What do we do when others won’t co-operate?
Tell family, friends and remind ourselves not to indulge in material possessions for the children. Instead, offer an alternative. But before you can offer an alternative, you need to work out what bothers you about the influx of presents. Because your suggestions must be a win-win for you and the other person. Is it the storage problem? Is it the environmental impact of buying (and therefore the production of) new things?
The problem guests have with our requests not to bring a gift is that they feel awkward turning up empty-handed. Some guests may feel awkward or embarrassed by their gift when compared to gifts that other people bring. There are solutions to fix these problems easily.
For guests who feel awkward coming empty handed, make a list of other presents that they can bring:
- A gift voucher to the local cafe that the child can use as a special treat. This not only supports local businesses in your area, your child also get to know more people in the neighbourhood.

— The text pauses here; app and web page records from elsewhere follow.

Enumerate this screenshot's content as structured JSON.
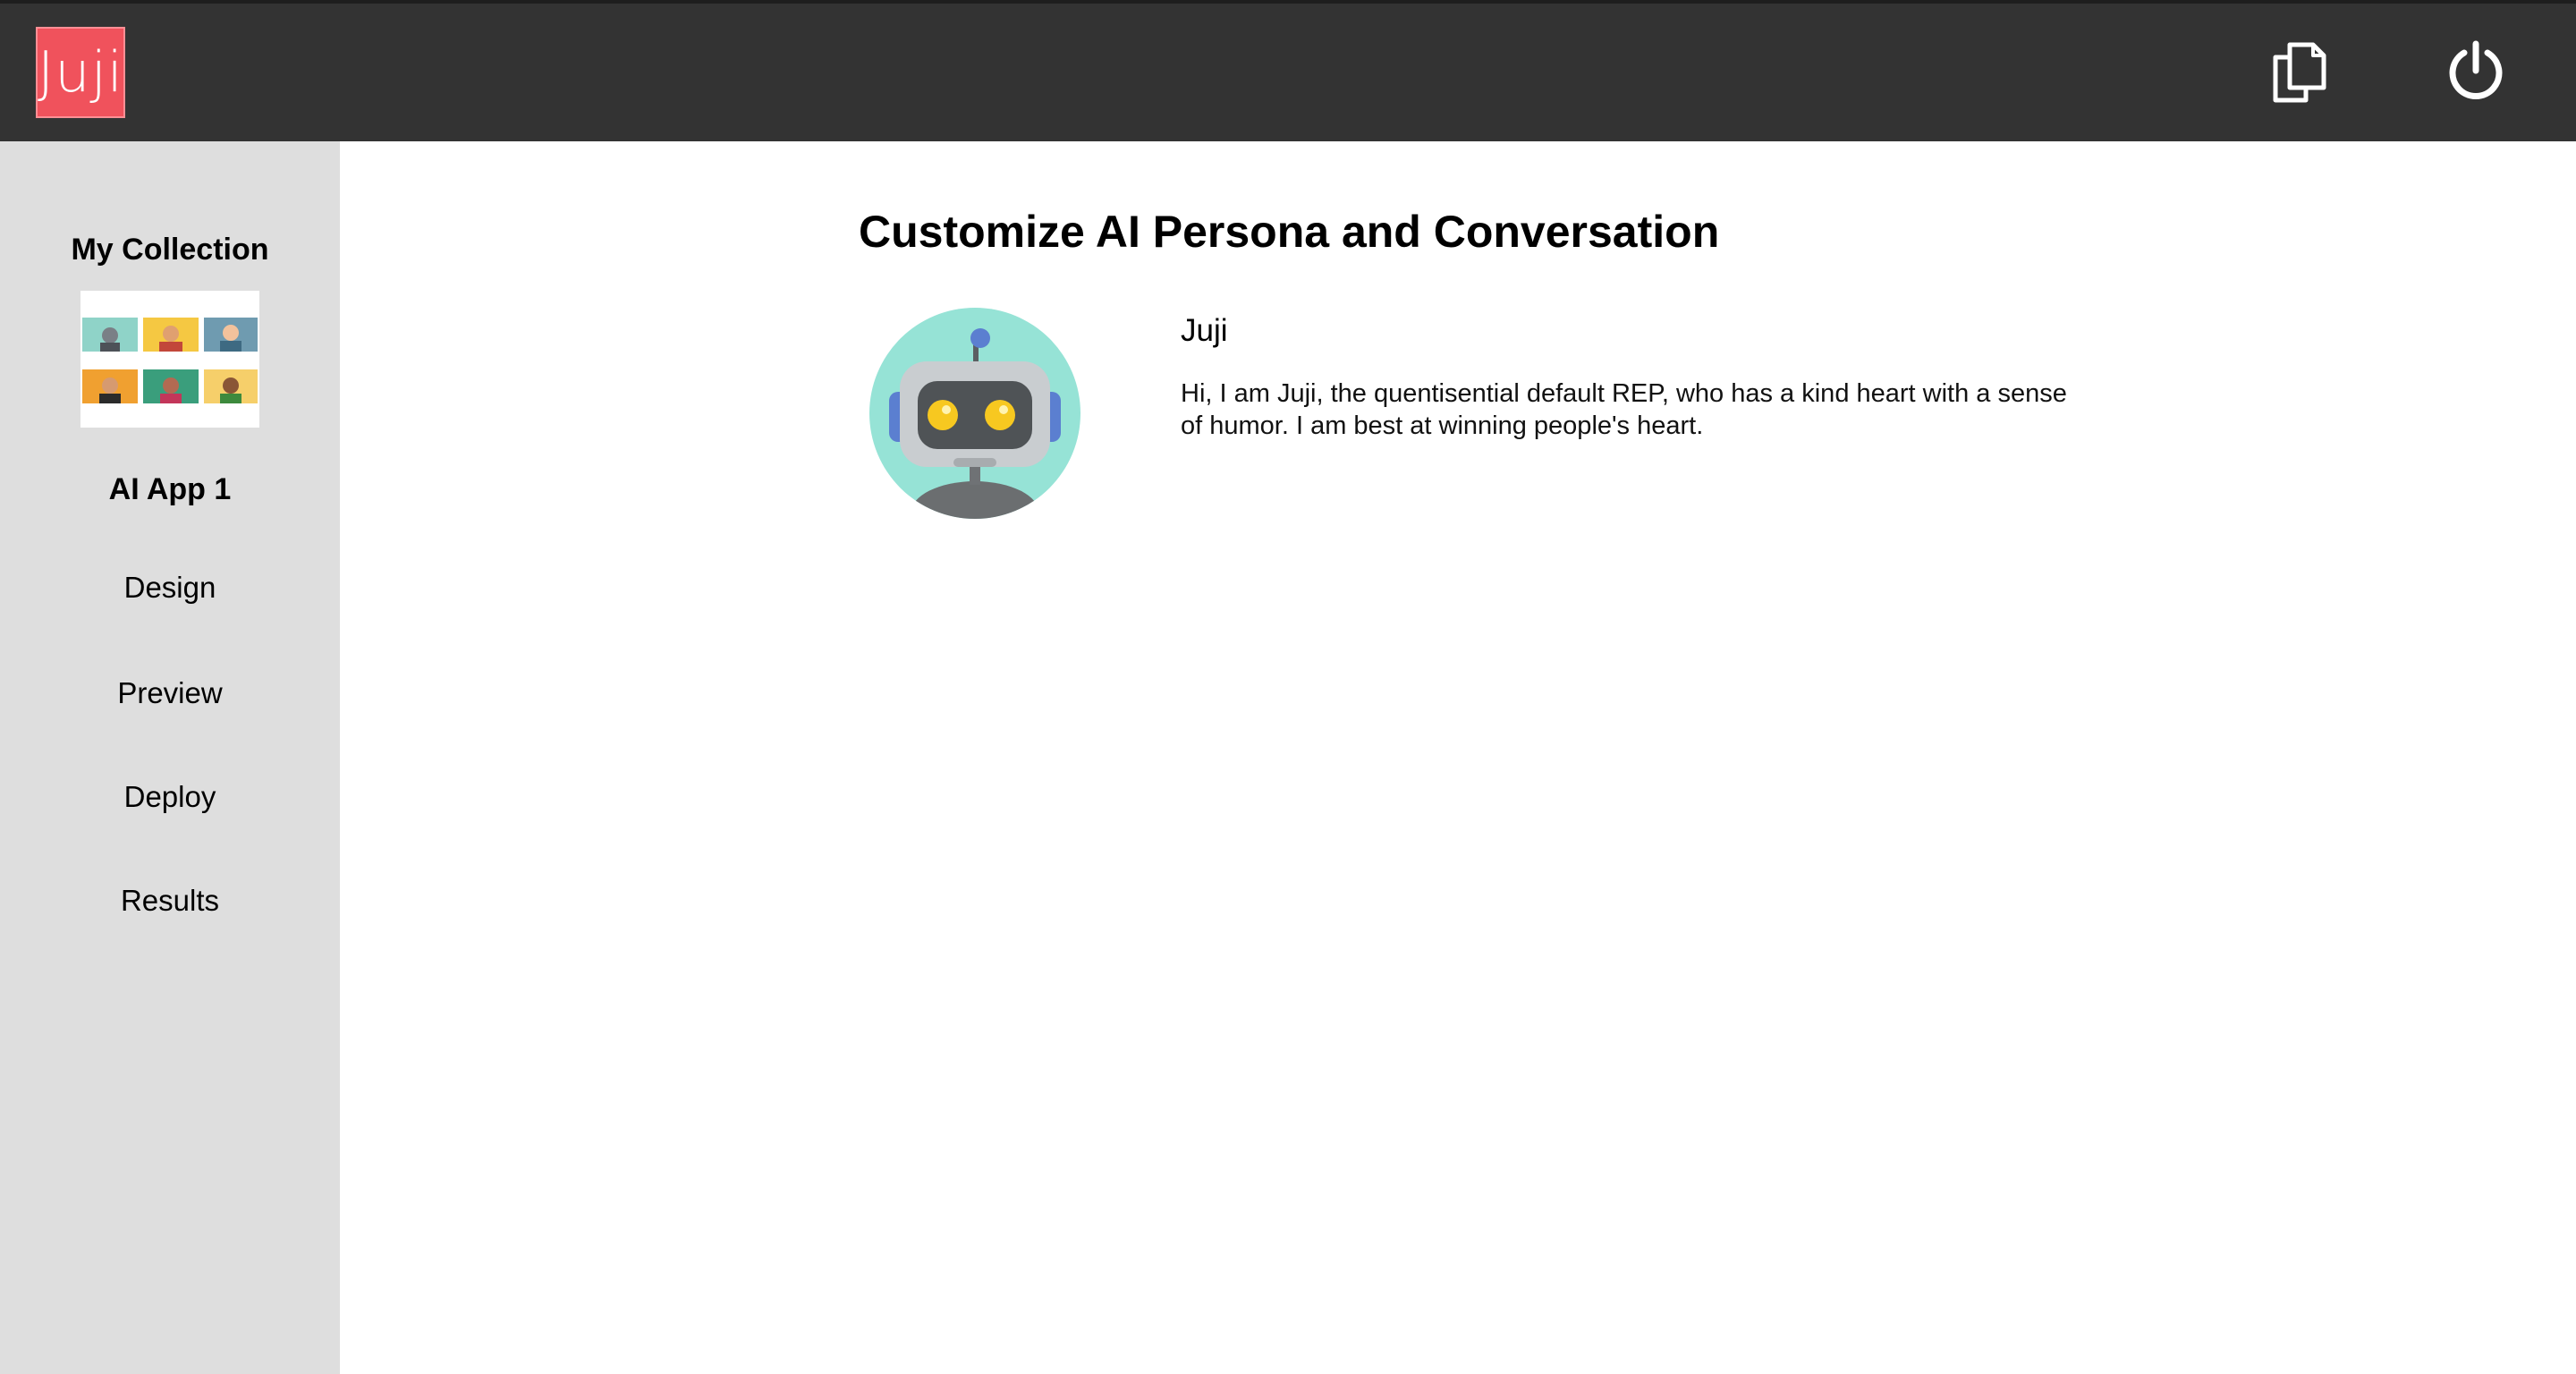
{
  "header": {
    "logo_text": "Juji",
    "copy_icon": "copy-icon",
    "power_icon": "power-icon",
    "colors": {
      "bar": "#333333",
      "logo_bg": "#f0525c"
    }
  },
  "sidebar": {
    "collection_title": "My Collection",
    "app_title": "AI App 1",
    "nav": [
      {
        "label": "Design"
      },
      {
        "label": "Preview"
      },
      {
        "label": "Deploy"
      },
      {
        "label": "Results"
      }
    ],
    "colors": {
      "bg": "#dedede"
    }
  },
  "main": {
    "title": "Customize AI Persona and Conversation",
    "persona": {
      "name": "Juji",
      "description": "Hi, I am Juji, the quentisential default REP, who has a kind heart with a sense of humor. I am best at winning people's heart.",
      "avatar_icon": "robot-avatar-icon"
    }
  }
}
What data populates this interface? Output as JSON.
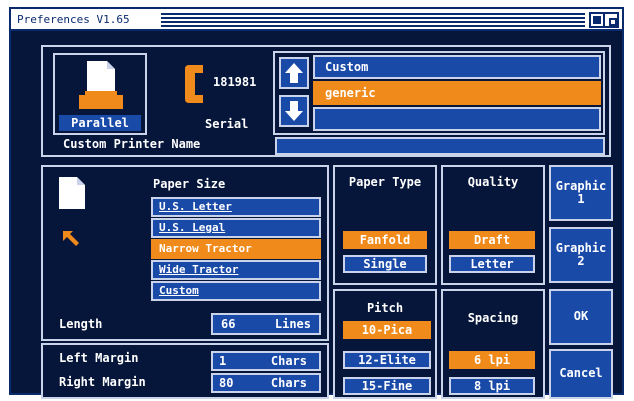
{
  "window": {
    "title": "Preferences V1.65"
  },
  "port": {
    "parallel_label": "Parallel",
    "serial_label": "Serial",
    "serial_number": "181981",
    "custom_name_label": "Custom Printer Name",
    "custom_name_value": "",
    "selected": "Parallel"
  },
  "printer_list": {
    "items": [
      "Custom",
      "generic",
      ""
    ],
    "selected": "generic"
  },
  "paper_size": {
    "title": "Paper Size",
    "items": [
      "U.S. Letter",
      "U.S. Legal",
      "Narrow Tractor",
      "Wide Tractor",
      "Custom"
    ],
    "selected": "Narrow Tractor",
    "length_label": "Length",
    "length_value": "66",
    "length_unit": "Lines"
  },
  "margins": {
    "left_label": "Left Margin",
    "left_value": "1",
    "left_unit": "Chars",
    "right_label": "Right Margin",
    "right_value": "80",
    "right_unit": "Chars"
  },
  "paper_type": {
    "title": "Paper Type",
    "options": [
      "Fanfold",
      "Single"
    ],
    "selected": "Fanfold"
  },
  "quality": {
    "title": "Quality",
    "options": [
      "Draft",
      "Letter"
    ],
    "selected": "Draft"
  },
  "pitch": {
    "title": "Pitch",
    "options": [
      "10-Pica",
      "12-Elite",
      "15-Fine"
    ],
    "selected": "10-Pica"
  },
  "spacing": {
    "title": "Spacing",
    "options": [
      "6 lpi",
      "8 lpi"
    ],
    "selected": "6 lpi"
  },
  "buttons": {
    "graphic1": "Graphic 1",
    "graphic2": "Graphic 2",
    "ok": "OK",
    "cancel": "Cancel"
  },
  "colors": {
    "background": "#05163a",
    "panel_fill": "#1a4aa8",
    "border": "#c9d3ea",
    "selected": "#f08a1a"
  },
  "icons": [
    "printer-icon",
    "phone-icon",
    "paper-icon",
    "arrow-up-icon",
    "arrow-down-icon",
    "close-icon",
    "depth-icon"
  ]
}
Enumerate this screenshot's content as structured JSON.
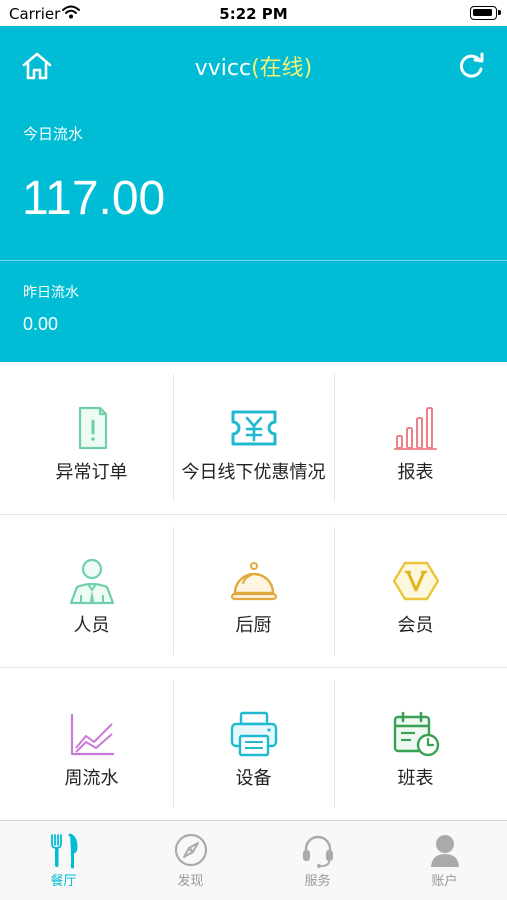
{
  "status_bar": {
    "carrier": "Carrier",
    "time": "5:22 PM"
  },
  "header": {
    "title": "vvicc",
    "status": "(在线)",
    "today_label": "今日流水",
    "today_value": "117.00",
    "yesterday_label": "昨日流水",
    "yesterday_value": "0.00"
  },
  "grid": {
    "items": [
      {
        "label": "异常订单",
        "icon": "abnormal-order-icon"
      },
      {
        "label": "今日线下优惠情况",
        "icon": "coupon-ticket-icon"
      },
      {
        "label": "报表",
        "icon": "bar-chart-icon"
      },
      {
        "label": "人员",
        "icon": "staff-person-icon"
      },
      {
        "label": "后厨",
        "icon": "food-cloche-icon"
      },
      {
        "label": "会员",
        "icon": "member-v-icon"
      },
      {
        "label": "周流水",
        "icon": "line-chart-icon"
      },
      {
        "label": "设备",
        "icon": "printer-icon"
      },
      {
        "label": "班表",
        "icon": "schedule-calendar-icon"
      }
    ]
  },
  "tabbar": {
    "items": [
      {
        "label": "餐厅",
        "icon": "fork-knife-icon"
      },
      {
        "label": "发现",
        "icon": "compass-icon"
      },
      {
        "label": "服务",
        "icon": "headset-icon"
      },
      {
        "label": "账户",
        "icon": "account-person-icon"
      }
    ]
  },
  "colors": {
    "primary": "#00bcd4",
    "status_online": "#f2f276",
    "tab_inactive": "#999999"
  }
}
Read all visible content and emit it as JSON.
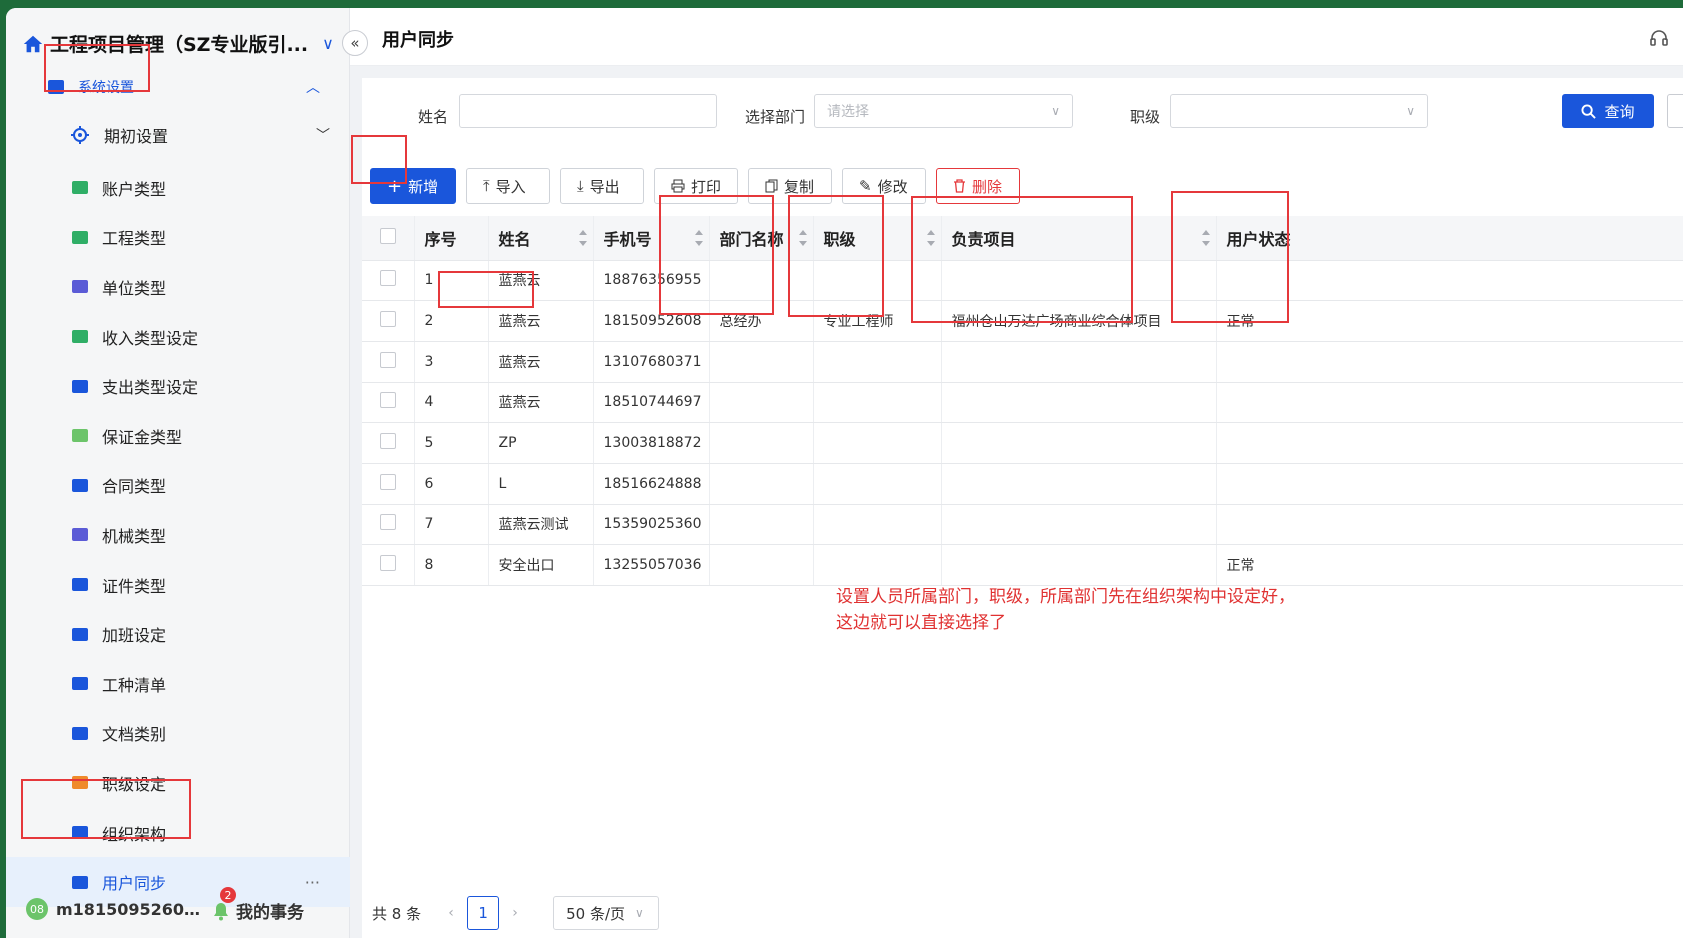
{
  "app": {
    "title": "工程项目管理（SZ专业版引..."
  },
  "sidebar": {
    "group": "系统设置",
    "submenu": "期初设置",
    "items": [
      {
        "label": "账户类型",
        "icon": "card-icon",
        "color": "#2fae66"
      },
      {
        "label": "工程类型",
        "icon": "tools-icon",
        "color": "#2fae66"
      },
      {
        "label": "单位类型",
        "icon": "r-badge-icon",
        "color": "#5b5bd6"
      },
      {
        "label": "收入类型设定",
        "icon": "table-icon",
        "color": "#2fae66"
      },
      {
        "label": "支出类型设定",
        "icon": "table-icon",
        "color": "#1a56db"
      },
      {
        "label": "保证金类型",
        "icon": "clipboard-icon",
        "color": "#6cc46a"
      },
      {
        "label": "合同类型",
        "icon": "folder-icon",
        "color": "#1a56db"
      },
      {
        "label": "机械类型",
        "icon": "machine-icon",
        "color": "#5b5bd6"
      },
      {
        "label": "证件类型",
        "icon": "id-strip-icon",
        "color": "#1a56db"
      },
      {
        "label": "加班设定",
        "icon": "coffee-icon",
        "color": "#1a56db"
      },
      {
        "label": "工种清单",
        "icon": "worker-icon",
        "color": "#1a56db"
      },
      {
        "label": "文档类别",
        "icon": "list-icon",
        "color": "#1a56db"
      },
      {
        "label": "职级设定",
        "icon": "badge-icon",
        "color": "#ef8a2a"
      },
      {
        "label": "组织架构",
        "icon": "org-icon",
        "color": "#1a56db"
      },
      {
        "label": "用户同步",
        "icon": "user-add-icon",
        "color": "#1a56db",
        "active": true
      }
    ],
    "user": {
      "avatar_text": "08",
      "name": "m1815095260…"
    },
    "todo": {
      "label": "我的事务",
      "count": "2"
    }
  },
  "header": {
    "page_title": "用户同步"
  },
  "filter": {
    "name_label": "姓名",
    "dept_label": "选择部门",
    "dept_placeholder": "请选择",
    "rank_label": "职级",
    "query_label": "查询"
  },
  "toolbar": {
    "add": "新增",
    "import": "导入",
    "export": "导出",
    "print": "打印",
    "copy": "复制",
    "edit": "修改",
    "delete": "删除"
  },
  "table": {
    "columns": [
      "序号",
      "姓名",
      "手机号",
      "部门名称",
      "职级",
      "负责项目",
      "用户状态"
    ],
    "rows": [
      {
        "no": "1",
        "name": "蓝燕云",
        "phone": "18876356955",
        "dept": "",
        "rank": "",
        "project": "",
        "status": ""
      },
      {
        "no": "2",
        "name": "蓝燕云",
        "phone": "18150952608",
        "dept": "总经办",
        "rank": "专业工程师",
        "project": "福州仓山万达广场商业综合体项目",
        "status": "正常"
      },
      {
        "no": "3",
        "name": "蓝燕云",
        "phone": "13107680371",
        "dept": "",
        "rank": "",
        "project": "",
        "status": ""
      },
      {
        "no": "4",
        "name": "蓝燕云",
        "phone": "18510744697",
        "dept": "",
        "rank": "",
        "project": "",
        "status": ""
      },
      {
        "no": "5",
        "name": "ZP",
        "phone": "13003818872",
        "dept": "",
        "rank": "",
        "project": "",
        "status": ""
      },
      {
        "no": "6",
        "name": "L",
        "phone": "18516624888",
        "dept": "",
        "rank": "",
        "project": "",
        "status": ""
      },
      {
        "no": "7",
        "name": "蓝燕云测试",
        "phone": "15359025360",
        "dept": "",
        "rank": "",
        "project": "",
        "status": ""
      },
      {
        "no": "8",
        "name": "安全出口",
        "phone": "13255057036",
        "dept": "",
        "rank": "",
        "project": "",
        "status": "正常"
      }
    ]
  },
  "annotation": {
    "line1": "设置人员所属部门，职级，所属部门先在组织架构中设定好，",
    "line2": "这边就可以直接选择了"
  },
  "pagination": {
    "total": "共 8 条",
    "current": "1",
    "page_size": "50 条/页"
  },
  "colors": {
    "accent": "#1a56db",
    "danger": "#e5383b",
    "annotation": "#e03131"
  }
}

- An outing – movie tickets, zoo tickets, amusement park. You can suggest outings to your child’s favourite place or better still, ask the gift giver for a list of their children’s favourite places to visit. That list alone is a present.
- Food – special treats, favourite biscuits, etc. You can suggest snacks that you only give to your child as a treat (for example, their favourite but unhealthy cereal). Or you can ask the gift giver to give their child’s favourite snacks and treats.
- Second-hand items – if you have a child who loves reading, ask guests to gift their child’s favourite book that they no longer read from their own collection. Young children will often be more eager to read the books that are their friend’s favourite books. You could do the same with toys – ask the gift giver to gift their child’s favourite toy that they no longer play with.
Be grateful and pay it forward.
If we are fortunate enough to have generous family and friends, teach the children and remind ourselves to be grateful for such generosity. Many people in other parts of the world do not have this luxury. But what do we do with this influx of material goods?
- We can keep what we need now and will need in the future. Allow the children to choose one present to use now. Keep some away to bring out in a few months time as a Christmas present. Do the same with clothes – if the children don’t need any more clothes, for now, keep it in storage for the younger siblings to use.
- We can pay it forward – donate it to those who need it. Some of us may re-gift – there is nothing wrong with regifting if it is what the recipient wants and we don’t need. Some of us may sell the presents and donate the money to charity. Again, nothing wrong with selling the present if it’s something other people want and we don’t need. This won’t solve your angst about the environmental impact of producing more stuff, but it will solve your storage problem.
It is a fact of life that things don’t always go to plan. Deal with this interrupted plan as you would any other plans. Getting annoyed or angry about it isn’t going to help. Complaining about it will only make things worse for yourself. You’ve just become a negative person. Accept that this is one plan that will not always go according to plan. In fact, just prepare yourself that this is one plan that will CONSTANTLY be interrupted and just embrace all the stuff that comes in.
Do a combination of all 3.
Be sure to have money conversations with the children about what you do with the presents dilemma.
What other strategies do you use when dealing with this problem?